A slower shutter speed will increase motion blur
- Shutter speed and Frame rate are not the same thing.
- Both Shutter speed and frame rate will affect the look of your film.
- There is no “ideal frame rate” for shooting video.
- Based on the look you want to achieve.
- Frame rates have evolved over time and are getting higher and higher
Ye olde time movies 1890s – early1900 12-26 FPS
- Classic silent movies were shot at 12-26 FPS that’s why they are so jerky looking.
- The reason fewer frames were used was because film was expensive. The fewer the frames the less materials needed and the lower the cost.
- Fewer frames per second = jerky movement
- The introduction of the “talkies” in the early 1900s threw a spanner in the works because the sound recording and lower frame rates didn’t sync up.
- The techs started playing with frame rates and the first “talkie” was created with 24FPS
- This then became the standard frame rate for shooting motion.
- So for those of us born in the 20th Century we grown accustomed to watching films at 24FPS
‘Days of our lives’ or classic soap/sitcom/reality tv look Look 30fps

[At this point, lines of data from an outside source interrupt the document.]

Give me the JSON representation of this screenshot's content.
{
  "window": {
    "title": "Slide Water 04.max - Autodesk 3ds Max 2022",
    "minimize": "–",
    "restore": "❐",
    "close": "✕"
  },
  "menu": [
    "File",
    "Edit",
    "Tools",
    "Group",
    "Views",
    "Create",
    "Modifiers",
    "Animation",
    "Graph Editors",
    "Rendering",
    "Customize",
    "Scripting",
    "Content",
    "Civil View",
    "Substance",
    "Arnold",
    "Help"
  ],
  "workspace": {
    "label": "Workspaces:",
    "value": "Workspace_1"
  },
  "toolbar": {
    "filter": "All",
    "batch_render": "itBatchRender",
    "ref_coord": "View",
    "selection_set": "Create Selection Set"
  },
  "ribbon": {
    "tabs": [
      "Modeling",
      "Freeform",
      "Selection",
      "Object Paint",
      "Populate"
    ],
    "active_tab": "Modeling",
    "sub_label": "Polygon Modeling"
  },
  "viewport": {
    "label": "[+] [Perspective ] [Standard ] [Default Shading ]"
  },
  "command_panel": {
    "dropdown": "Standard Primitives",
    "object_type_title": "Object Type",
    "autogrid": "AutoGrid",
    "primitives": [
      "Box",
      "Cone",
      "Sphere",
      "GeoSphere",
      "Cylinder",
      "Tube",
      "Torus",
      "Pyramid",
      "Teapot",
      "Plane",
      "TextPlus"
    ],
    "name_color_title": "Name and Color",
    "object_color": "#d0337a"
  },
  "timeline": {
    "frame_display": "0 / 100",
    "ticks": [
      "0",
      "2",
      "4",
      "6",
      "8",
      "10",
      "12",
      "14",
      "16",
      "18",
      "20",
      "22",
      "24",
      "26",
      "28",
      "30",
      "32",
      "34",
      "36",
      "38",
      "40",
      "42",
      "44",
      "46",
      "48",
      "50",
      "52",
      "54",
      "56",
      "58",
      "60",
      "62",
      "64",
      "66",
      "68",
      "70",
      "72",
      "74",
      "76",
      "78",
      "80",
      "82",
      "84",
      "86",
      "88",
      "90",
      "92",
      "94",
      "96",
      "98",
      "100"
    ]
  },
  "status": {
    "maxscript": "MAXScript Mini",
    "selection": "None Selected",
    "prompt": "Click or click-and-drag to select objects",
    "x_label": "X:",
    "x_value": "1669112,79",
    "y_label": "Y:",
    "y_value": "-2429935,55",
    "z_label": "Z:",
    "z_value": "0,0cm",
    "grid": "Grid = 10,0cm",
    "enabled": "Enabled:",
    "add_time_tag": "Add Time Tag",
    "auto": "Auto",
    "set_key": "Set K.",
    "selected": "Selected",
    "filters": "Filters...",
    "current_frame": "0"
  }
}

- When TV was introduced in the 50s 24FPS caused flicker so TV needed to be shot at 30FPS.
- The extra frames added extra information and that’s why TV sitcoms and reality shows have a crisper look than film.
- TV soaps and sitcoms were traditionally aired at 30fps (for NTSC broadcast).
- More frames = more information and a super detailed “clinical’ look
- Commercials and B Roll 60 – 300 FPS.
- Shooting high frame rate and slowing footage down gives a smoother epic look to footage
- Shooting at 60FPS and slowing down to 40% speed = 24 FPS
- Sporting events are often shot at a fast frame rate so they can be slowed down for action replays
- Today we have the technology to shoot at 60FPS. This is a look that not everyone loves.
- This may be a fashion thing that is because we just aren’t used to it.
- So the ideal of 24 FPS is based on a cost and style decision 100 years ago.
Editing Colour Grading and Post Production
- Apple iMovie (free)
- OpenShot (Windows, Mac, and Linux)
- Adobe Premiere Pro
- DaVinci Resolve
- Apple Final Cut Pro X
- Camera Raw Filter